All that's left of famed modernist William Krisel's one-time residence on Tigertail Road in Brentwood are some handsome Julius Shulman photos, because it's right now being ripped apart, reports the Architect's Newspaper. Two months back, a concerned tipster wrote us, worried that the house on tony Tigertail was being sold as a teardown. Krisel, who built scads of lovely modernist houses throughout Southern California, called this his "dream home" and it was stunning. When it came on the market this year, listing photos mostly showed the view rather than the house itself, and referred to it as an opportunity to "redevelop on a grand scale." Krisel, who had at first given the house to his children, ended up selling it for $3 million to a woman named Nancy Heller and a company called Tigertail Llc. Heller promised to restore the property, but instead turned around and sold it about a month later to Darya Family Llc. for $4.26 million, according to Blockshopper, making a $1.26-million profit.

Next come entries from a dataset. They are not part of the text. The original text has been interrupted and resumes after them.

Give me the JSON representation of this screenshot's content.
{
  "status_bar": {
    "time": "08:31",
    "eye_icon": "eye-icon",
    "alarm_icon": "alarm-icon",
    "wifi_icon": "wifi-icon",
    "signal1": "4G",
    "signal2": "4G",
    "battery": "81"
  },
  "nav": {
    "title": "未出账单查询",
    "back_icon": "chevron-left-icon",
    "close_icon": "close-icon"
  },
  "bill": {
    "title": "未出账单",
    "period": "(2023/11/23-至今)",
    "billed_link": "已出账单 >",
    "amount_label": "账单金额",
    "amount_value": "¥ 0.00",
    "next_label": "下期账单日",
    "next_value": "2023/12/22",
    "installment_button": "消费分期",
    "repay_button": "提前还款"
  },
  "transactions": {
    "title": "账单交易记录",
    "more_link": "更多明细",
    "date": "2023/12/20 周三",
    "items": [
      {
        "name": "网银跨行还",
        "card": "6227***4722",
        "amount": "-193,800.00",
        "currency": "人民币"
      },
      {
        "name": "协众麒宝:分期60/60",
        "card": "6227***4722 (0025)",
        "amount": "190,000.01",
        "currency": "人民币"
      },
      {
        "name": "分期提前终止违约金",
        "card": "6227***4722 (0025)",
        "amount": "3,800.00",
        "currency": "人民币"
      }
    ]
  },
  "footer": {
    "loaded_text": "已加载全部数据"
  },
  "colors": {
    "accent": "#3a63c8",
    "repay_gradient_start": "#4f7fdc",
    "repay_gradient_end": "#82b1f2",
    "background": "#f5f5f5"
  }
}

The new owner, Joe Safai, also promised to restore the home, but— surprise, surprise—found that "age-related problems, including termite infested wood and mold" would cost more to fix than the house was worth. Krisel doesn't believe that for one minute. "The house was definitely not 'beyond repair ... I am convinced that he purchased the property in order to demolish the existing house." Other houses on Tigertail that have risen from the ashes of older, demolished ones have sold for $10 to $17 million, Krisel notes.

The Krisel Residence, while widely believed to be of enormous importance to LA's architectural history, was not yet landmarked. The LA Conservancy started to move toward protecting it last month, when they got word that a permit had been pulled for the house's demolition, but was still "in the early stages of figuring out how real this was in terms of a threat" when the bulldozers fired up. They would have needed a lot more time even to do anything that could put the demolition on hold (like get historic-cultural monument status), says a rep from the Conservancy.